Waste less time on Facebook — follow Brilliant.
×

Weekend Wiki Party 9 - Empty Pages

This week, we're trying something a little different with the Weekend Wiki Party, and there should be something here for everyone. Below, you'll find the most visted pages in each topic on Brilliant that currently have no content.

These pages are about things that people on Brilliant want to know about, but there's currently nothing on our wiki to help them. Can you help them out by adding to these pages?

Calculus

Simple Sequences

Algebra

Absolute Value

Combinatorics

Dilworth’s Theorem

Number Theory

Perfect Numbers

Logic

Tic Tac Toe
Truth Tables

Cryptography

Vigenere Cipher
Quantum Cryptography

Computer Science

Input Output

Physics

Field Lines and Field Strength
Determining the Power put into a System

Leave a comment if you make an edit, and thanks for helping make Brilliant the best place in the world to learn math and science!

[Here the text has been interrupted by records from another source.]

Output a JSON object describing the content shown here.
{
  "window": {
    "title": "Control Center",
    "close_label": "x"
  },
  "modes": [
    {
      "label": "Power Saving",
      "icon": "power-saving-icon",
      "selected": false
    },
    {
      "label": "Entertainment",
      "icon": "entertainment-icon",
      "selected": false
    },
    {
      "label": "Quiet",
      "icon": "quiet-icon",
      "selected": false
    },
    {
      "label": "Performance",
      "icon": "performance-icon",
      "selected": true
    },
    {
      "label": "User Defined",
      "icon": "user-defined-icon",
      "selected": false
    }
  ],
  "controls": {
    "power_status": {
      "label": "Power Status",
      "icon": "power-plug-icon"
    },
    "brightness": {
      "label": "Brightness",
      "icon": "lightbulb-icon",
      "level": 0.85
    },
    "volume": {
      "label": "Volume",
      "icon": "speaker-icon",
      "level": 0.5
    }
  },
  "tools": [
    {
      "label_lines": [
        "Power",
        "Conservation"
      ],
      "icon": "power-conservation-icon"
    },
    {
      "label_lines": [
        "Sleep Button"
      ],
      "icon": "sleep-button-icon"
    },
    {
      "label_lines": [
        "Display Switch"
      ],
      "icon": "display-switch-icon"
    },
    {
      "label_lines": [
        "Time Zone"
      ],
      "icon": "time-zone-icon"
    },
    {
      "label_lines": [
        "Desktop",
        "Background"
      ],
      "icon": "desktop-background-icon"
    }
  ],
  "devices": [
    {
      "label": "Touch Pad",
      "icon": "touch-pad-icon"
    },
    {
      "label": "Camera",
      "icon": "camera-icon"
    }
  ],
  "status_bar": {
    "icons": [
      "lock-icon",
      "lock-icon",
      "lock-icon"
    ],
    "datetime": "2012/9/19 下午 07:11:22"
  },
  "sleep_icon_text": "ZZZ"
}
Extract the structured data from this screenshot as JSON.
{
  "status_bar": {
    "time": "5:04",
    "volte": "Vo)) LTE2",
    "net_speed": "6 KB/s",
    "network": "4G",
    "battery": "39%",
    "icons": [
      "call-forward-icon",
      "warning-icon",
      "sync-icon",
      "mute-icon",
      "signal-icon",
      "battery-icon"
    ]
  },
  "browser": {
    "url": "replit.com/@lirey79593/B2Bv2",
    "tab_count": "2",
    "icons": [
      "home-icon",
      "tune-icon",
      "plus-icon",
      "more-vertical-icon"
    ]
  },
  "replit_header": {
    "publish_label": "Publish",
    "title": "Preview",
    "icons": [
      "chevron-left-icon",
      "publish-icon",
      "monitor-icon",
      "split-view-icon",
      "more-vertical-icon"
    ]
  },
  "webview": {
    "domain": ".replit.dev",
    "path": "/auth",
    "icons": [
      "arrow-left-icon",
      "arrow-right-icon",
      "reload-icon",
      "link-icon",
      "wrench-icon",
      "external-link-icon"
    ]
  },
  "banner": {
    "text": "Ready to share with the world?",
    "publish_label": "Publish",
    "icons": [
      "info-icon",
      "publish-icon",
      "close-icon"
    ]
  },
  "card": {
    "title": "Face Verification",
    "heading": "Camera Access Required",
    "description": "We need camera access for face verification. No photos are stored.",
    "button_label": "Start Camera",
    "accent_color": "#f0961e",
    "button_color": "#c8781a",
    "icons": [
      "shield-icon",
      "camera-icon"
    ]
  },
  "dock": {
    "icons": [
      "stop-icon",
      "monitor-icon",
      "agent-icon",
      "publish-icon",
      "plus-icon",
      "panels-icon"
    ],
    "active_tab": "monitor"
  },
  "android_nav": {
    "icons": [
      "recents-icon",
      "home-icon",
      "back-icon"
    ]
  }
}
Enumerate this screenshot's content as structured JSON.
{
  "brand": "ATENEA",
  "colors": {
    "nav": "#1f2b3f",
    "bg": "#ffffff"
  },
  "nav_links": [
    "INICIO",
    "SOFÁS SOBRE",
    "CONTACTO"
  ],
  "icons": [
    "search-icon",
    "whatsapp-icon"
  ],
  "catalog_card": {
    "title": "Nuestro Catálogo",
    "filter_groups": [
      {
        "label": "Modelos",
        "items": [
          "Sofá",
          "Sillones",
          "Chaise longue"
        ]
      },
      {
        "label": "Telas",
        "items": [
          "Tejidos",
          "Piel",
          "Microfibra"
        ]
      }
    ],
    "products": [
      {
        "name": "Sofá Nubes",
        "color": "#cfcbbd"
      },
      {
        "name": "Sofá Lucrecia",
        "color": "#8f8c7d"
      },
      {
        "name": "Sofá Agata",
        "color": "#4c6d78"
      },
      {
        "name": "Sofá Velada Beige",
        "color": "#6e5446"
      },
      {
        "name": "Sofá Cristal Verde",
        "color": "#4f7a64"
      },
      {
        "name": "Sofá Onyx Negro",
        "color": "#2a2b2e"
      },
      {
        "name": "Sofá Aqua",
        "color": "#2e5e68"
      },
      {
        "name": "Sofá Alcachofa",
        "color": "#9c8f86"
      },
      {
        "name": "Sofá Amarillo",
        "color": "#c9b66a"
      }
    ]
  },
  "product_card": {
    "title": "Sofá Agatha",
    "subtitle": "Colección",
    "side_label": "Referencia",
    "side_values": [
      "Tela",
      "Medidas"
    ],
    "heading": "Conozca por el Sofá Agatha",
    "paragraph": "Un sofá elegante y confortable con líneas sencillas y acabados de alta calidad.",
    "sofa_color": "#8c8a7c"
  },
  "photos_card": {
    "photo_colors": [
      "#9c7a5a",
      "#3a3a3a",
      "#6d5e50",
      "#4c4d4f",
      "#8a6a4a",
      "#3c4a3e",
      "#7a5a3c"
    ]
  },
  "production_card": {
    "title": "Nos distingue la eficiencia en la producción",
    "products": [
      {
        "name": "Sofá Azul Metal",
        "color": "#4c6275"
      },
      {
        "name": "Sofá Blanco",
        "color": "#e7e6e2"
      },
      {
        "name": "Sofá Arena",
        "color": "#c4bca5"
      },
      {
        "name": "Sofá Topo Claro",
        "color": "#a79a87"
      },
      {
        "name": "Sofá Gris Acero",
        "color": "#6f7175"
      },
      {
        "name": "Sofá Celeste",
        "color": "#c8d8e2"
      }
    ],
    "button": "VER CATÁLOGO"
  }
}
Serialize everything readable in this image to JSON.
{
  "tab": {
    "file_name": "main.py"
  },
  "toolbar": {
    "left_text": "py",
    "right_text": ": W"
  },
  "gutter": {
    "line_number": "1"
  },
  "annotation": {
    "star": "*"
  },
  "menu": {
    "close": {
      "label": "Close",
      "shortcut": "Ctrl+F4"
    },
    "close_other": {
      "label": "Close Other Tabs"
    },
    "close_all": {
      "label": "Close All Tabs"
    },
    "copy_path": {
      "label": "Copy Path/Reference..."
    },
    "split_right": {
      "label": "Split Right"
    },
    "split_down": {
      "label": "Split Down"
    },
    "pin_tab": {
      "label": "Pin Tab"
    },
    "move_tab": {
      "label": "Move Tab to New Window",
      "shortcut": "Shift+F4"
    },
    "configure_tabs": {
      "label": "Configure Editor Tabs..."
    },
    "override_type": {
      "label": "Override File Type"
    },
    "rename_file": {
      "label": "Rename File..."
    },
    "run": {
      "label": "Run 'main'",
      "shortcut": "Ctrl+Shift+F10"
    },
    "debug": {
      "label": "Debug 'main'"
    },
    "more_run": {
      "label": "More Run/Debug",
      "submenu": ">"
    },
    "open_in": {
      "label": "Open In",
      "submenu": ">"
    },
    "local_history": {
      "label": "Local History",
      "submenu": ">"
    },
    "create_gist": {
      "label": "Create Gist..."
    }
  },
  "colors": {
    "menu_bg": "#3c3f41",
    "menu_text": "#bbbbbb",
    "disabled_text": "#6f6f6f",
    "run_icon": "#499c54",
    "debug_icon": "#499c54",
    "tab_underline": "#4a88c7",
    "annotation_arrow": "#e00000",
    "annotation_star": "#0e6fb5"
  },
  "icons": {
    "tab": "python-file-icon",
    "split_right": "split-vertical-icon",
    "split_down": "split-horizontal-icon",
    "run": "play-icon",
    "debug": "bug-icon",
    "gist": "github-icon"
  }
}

Note by Calvin Lin
1 year, 8 months ago

No vote yet
1 vote

Comments

Sort by:

Top Newest

@Calvin Lin Sir, I contributed to the "Absolute Value" Wiki.I added examples to each section , improved the definition and added some properties to the notes of absolute value.Hope you like it :) Nihar Mahajan · 1 year, 8 months ago

Log in to reply

@Nihar Mahajan Thanks! That page is beginning to look better :) Calvin Lin Staff · 1 year, 8 months ago

Log in to reply

Sir, i've contributed to the graphs of inverse trigo. can u check it?? Aditya Kumar · 1 year, 8 months ago

Log in to reply

Edited out/Cleaned up \(\text{Perfect Numbers } \ddot\smile\) Pranjal Jain · 1 year, 8 months ago

Log in to reply

@Pranjal Jain Oh yay! That page looks much better than it did the day before.

It could benefit from adding some proofs, or combining the list of properties which are mostly "it has the form \( 2^{n-1} ( 2^n - 1 ) \). Calvin Lin Staff · 1 year, 8 months ago

Log in to reply

Is it okay, if I help with these pages after JEE, that is, next week? I am saving this note so that I can remember to do so. Vishwak Srinivasan · 1 year, 8 months ago

Log in to reply

@Vishwak Srinivasan Certainly! Help at any point in time will be welcome.

All the best with JEE! Calvin Lin Staff · 1 year, 8 months ago

Log in to reply

@Calvin Lin Thank you sir! Vishwak Srinivasan · 1 year, 8 months ago

Log in to reply

A stopwatch has a least count of 0.1 seconds it does 20 oscillations in 25 seconds find error in time period Abhishek Singh · 1 year, 8 months ago

Log in to reply

@Abhishek Singh 0.125secs? Ayanlaja Adebola · 1 year, 8 months ago

Log in to reply

@Ayanlaja Adebola In response to ayanlaja answer, please can you tell how the answer came Abhishek Singh · 1 year, 8 months ago

Log in to reply

@Abhishek Singh I think.....Period(T)=Time Taken/Number of oscilations.......T=25/20.....T=1.25 secs.....Since the stopwatch moves @least 0.1secs which is its reading accuracy....Error=1.25*0.1=0.125secs Ayanlaja Adebola · 1 year, 8 months ago

Log in to reply

@Abhishek Singh Am i corect or wrong? Ayanlaja Adebola · 1 year, 8 months ago

Log in to reply

×

Problem Loading...

Note Loading...

Set Loading...